# TRY IT:
Each entry must appear again exactly as it does in the source.

# PROVIDED DATA:
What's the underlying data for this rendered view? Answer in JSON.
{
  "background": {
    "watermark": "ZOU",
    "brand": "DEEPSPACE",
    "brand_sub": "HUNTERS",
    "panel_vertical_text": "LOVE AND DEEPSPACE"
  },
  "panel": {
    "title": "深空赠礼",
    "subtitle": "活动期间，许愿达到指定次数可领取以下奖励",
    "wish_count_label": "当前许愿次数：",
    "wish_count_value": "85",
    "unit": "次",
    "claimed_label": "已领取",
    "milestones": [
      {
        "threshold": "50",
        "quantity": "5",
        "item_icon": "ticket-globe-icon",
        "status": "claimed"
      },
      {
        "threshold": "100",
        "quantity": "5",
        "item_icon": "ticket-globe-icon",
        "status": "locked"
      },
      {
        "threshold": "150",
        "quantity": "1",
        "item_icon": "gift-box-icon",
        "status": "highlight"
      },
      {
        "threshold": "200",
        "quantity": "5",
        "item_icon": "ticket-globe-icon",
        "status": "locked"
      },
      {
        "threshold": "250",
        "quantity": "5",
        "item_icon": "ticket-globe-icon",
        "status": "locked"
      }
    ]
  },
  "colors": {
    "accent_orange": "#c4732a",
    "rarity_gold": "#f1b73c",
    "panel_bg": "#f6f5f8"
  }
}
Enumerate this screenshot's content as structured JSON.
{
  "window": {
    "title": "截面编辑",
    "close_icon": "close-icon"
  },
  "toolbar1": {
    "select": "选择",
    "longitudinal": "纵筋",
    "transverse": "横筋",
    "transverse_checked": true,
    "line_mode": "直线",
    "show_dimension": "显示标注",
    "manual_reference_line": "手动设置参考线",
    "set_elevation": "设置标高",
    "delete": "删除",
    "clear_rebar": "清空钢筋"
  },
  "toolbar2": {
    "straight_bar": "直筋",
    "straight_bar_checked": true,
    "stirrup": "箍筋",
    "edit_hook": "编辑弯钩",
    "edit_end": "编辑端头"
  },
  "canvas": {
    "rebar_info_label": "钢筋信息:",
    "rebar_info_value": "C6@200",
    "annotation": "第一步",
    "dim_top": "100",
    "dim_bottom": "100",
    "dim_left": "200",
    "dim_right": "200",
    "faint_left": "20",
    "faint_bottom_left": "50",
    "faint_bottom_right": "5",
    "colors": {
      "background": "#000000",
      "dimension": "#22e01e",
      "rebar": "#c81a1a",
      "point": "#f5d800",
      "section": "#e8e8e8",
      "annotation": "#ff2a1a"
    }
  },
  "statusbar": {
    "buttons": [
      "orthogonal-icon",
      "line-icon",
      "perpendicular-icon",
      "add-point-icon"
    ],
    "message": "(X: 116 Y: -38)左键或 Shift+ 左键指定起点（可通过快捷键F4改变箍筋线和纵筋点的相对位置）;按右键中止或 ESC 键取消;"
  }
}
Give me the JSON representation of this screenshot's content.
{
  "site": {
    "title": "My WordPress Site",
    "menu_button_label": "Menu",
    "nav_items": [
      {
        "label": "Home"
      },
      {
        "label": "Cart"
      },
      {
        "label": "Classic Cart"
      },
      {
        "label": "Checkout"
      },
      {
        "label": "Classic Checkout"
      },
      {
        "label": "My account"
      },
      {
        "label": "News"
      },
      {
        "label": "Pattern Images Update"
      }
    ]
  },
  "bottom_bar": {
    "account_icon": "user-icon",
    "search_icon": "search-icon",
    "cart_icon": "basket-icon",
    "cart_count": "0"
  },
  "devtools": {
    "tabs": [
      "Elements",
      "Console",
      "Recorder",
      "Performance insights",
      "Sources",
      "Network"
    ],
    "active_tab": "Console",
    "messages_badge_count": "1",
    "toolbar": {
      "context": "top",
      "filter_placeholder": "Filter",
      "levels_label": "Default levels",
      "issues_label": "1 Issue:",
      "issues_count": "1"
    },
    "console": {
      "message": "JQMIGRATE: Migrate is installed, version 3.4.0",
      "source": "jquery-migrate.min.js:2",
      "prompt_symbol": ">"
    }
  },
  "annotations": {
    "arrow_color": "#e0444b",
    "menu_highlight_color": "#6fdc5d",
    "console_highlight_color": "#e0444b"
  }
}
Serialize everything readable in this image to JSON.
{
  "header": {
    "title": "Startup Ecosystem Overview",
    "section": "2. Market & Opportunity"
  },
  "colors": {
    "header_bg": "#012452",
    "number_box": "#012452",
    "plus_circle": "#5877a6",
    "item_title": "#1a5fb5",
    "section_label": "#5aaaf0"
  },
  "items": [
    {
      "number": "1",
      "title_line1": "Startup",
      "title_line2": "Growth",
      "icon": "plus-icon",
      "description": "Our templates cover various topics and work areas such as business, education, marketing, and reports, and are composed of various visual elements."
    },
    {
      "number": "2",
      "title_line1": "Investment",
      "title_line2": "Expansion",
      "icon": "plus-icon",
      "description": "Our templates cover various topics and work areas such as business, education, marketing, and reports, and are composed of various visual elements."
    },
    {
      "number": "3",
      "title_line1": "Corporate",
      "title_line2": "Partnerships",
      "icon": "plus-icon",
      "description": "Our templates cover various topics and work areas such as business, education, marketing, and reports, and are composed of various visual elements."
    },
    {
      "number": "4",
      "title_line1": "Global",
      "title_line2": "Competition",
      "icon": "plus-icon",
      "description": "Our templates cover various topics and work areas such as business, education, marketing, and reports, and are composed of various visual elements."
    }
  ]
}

# EXERCISE SOLUTION:
What's the underlying data for this rendered view? Answer in JSON.
{
  "background": {
    "watermark": "ZOU",
    "brand": "DEEPSPACE",
    "brand_sub": "HUNTERS",
    "panel_vertical_text": "LOVE AND DEEPSPACE"
  },
  "panel": {
    "title": "深空赠礼",
    "subtitle": "活动期间，许愿达到指定次数可领取以下奖励",
    "wish_count_label": "当前许愿次数：",
    "wish_count_value": "85",
    "unit": "次",
    "claimed_label": "已领取",
    "milestones": [
      {
        "threshold": "50",
        "quantity": "5",
        "item_icon": "ticket-globe-icon",
        "status": "claimed"
      },
      {
        "threshold": "100",
        "quantity": "5",
        "item_icon": "ticket-globe-icon",
        "status": "locked"
      },
      {
        "threshold": "150",
        "quantity": "1",
        "item_icon": "gift-box-icon",
        "status": "highlight"
      },
      {
        "threshold": "200",
        "quantity": "5",
        "item_icon": "ticket-globe-icon",
        "status": "locked"
      },
      {
        "threshold": "250",
        "quantity": "5",
        "item_icon": "ticket-globe-icon",
        "status": "locked"
      }
    ]
  },
  "colors": {
    "accent_orange": "#c4732a",
    "rarity_gold": "#f1b73c",
    "panel_bg": "#f6f5f8"
  }
}
Enumerate this screenshot's content as structured JSON.
{
  "window": {
    "title": "截面编辑",
    "close_icon": "close-icon"
  },
  "toolbar1": {
    "select": "选择",
    "longitudinal": "纵筋",
    "transverse": "横筋",
    "transverse_checked": true,
    "line_mode": "直线",
    "show_dimension": "显示标注",
    "manual_reference_line": "手动设置参考线",
    "set_elevation": "设置标高",
    "delete": "删除",
    "clear_rebar": "清空钢筋"
  },
  "toolbar2": {
    "straight_bar": "直筋",
    "straight_bar_checked": true,
    "stirrup": "箍筋",
    "edit_hook": "编辑弯钩",
    "edit_end": "编辑端头"
  },
  "canvas": {
    "rebar_info_label": "钢筋信息:",
    "rebar_info_value": "C6@200",
    "annotation": "第一步",
    "dim_top": "100",
    "dim_bottom": "100",
    "dim_left": "200",
    "dim_right": "200",
    "faint_left": "20",
    "faint_bottom_left": "50",
    "faint_bottom_right": "5",
    "colors": {
      "background": "#000000",
      "dimension": "#22e01e",
      "rebar": "#c81a1a",
      "point": "#f5d800",
      "section": "#e8e8e8",
      "annotation": "#ff2a1a"
    }
  },
  "statusbar": {
    "buttons": [
      "orthogonal-icon",
      "line-icon",
      "perpendicular-icon",
      "add-point-icon"
    ],
    "message": "(X: 116 Y: -38)左键或 Shift+ 左键指定起点（可通过快捷键F4改变箍筋线和纵筋点的相对位置）;按右键中止或 ESC 键取消;"
  }
}
Give me the JSON representation of this screenshot's content.
{
  "site": {
    "title": "My WordPress Site",
    "menu_button_label": "Menu",
    "nav_items": [
      {
        "label": "Home"
      },
      {
        "label": "Cart"
      },
      {
        "label": "Classic Cart"
      },
      {
        "label": "Checkout"
      },
      {
        "label": "Classic Checkout"
      },
      {
        "label": "My account"
      },
      {
        "label": "News"
      },
      {
        "label": "Pattern Images Update"
      }
    ]
  },
  "bottom_bar": {
    "account_icon": "user-icon",
    "search_icon": "search-icon",
    "cart_icon": "basket-icon",
    "cart_count": "0"
  },
  "devtools": {
    "tabs": [
      "Elements",
      "Console",
      "Recorder",
      "Performance insights",
      "Sources",
      "Network"
    ],
    "active_tab": "Console",
    "messages_badge_count": "1",
    "toolbar": {
      "context": "top",
      "filter_placeholder": "Filter",
      "levels_label": "Default levels",
      "issues_label": "1 Issue:",
      "issues_count": "1"
    },
    "console": {
      "message": "JQMIGRATE: Migrate is installed, version 3.4.0",
      "source": "jquery-migrate.min.js:2",
      "prompt_symbol": ">"
    }
  },
  "annotations": {
    "arrow_color": "#e0444b",
    "menu_highlight_color": "#6fdc5d",
    "console_highlight_color": "#e0444b"
  }
}
Serialize everything readable in this image to JSON.
{
  "header": {
    "title": "Startup Ecosystem Overview",
    "section": "2. Market & Opportunity"
  },
  "colors": {
    "header_bg": "#012452",
    "number_box": "#012452",
    "plus_circle": "#5877a6",
    "item_title": "#1a5fb5",
    "section_label": "#5aaaf0"
  },
  "items": [
    {
      "number": "1",
      "title_line1": "Startup",
      "title_line2": "Growth",
      "icon": "plus-icon",
      "description": "Our templates cover various topics and work areas such as business, education, marketing, and reports, and are composed of various visual elements."
    },
    {
      "number": "2",
      "title_line1": "Investment",
      "title_line2": "Expansion",
      "icon": "plus-icon",
      "description": "Our templates cover various topics and work areas such as business, education, marketing, and reports, and are composed of various visual elements."
    },
    {
      "number": "3",
      "title_line1": "Corporate",
      "title_line2": "Partnerships",
      "icon": "plus-icon",
      "description": "Our templates cover various topics and work areas such as business, education, marketing, and reports, and are composed of various visual elements."
    },
    {
      "number": "4",
      "title_line1": "Global",
      "title_line2": "Competition",
      "icon": "plus-icon",
      "description": "Our templates cover various topics and work areas such as business, education, marketing, and reports, and are composed of various visual elements."
    }
  ]
}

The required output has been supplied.